Once you have checked the records that follow, state how many of their lines hold "label", giving the number only.

[[ Data to use open ]]

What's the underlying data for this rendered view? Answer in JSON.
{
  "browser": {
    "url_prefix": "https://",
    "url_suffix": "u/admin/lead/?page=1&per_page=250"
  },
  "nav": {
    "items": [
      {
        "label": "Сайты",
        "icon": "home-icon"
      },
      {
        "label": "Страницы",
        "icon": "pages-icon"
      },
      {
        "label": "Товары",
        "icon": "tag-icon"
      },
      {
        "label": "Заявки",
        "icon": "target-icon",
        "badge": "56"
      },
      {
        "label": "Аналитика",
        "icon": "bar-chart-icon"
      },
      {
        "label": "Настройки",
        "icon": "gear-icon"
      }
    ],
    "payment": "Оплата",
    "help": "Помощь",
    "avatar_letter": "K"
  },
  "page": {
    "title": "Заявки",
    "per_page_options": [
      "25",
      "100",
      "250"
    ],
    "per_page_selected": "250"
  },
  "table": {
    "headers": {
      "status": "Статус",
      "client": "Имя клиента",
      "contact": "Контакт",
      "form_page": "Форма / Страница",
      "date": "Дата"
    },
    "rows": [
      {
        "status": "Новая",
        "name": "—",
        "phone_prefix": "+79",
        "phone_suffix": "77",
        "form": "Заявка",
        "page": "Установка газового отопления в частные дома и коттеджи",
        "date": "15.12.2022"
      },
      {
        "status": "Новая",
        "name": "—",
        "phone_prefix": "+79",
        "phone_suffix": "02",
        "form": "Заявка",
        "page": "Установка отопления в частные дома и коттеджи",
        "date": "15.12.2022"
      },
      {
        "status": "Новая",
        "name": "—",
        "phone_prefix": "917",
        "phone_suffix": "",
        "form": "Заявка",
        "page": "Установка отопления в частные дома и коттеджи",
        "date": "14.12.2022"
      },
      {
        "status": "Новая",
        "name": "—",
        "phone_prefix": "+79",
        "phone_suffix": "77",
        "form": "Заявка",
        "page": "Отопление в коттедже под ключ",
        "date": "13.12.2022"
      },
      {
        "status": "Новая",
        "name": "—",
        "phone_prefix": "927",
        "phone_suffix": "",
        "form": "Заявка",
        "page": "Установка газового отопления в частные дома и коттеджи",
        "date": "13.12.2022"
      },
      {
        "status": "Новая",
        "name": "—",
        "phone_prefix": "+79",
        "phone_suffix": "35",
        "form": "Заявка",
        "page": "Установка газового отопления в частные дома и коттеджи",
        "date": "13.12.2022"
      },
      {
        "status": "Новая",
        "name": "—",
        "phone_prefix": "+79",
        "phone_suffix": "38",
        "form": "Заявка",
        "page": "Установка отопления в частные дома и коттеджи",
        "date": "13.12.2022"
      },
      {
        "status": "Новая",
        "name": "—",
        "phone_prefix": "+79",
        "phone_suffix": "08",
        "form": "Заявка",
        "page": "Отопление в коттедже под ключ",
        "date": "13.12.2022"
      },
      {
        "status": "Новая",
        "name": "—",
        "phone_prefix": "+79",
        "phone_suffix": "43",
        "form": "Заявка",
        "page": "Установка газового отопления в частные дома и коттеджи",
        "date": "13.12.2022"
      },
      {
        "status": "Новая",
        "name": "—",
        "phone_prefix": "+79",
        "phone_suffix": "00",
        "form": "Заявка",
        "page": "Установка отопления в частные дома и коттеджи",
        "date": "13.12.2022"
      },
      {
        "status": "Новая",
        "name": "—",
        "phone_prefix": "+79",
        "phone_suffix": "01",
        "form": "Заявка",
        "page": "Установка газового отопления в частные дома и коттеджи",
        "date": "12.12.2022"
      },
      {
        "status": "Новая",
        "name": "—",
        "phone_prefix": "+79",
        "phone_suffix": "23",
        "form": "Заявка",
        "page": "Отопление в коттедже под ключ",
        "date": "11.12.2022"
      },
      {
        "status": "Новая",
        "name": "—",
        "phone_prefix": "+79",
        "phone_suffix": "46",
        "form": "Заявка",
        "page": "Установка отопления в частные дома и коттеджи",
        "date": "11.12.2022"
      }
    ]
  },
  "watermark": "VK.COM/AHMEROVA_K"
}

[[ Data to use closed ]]

Result for this task: 6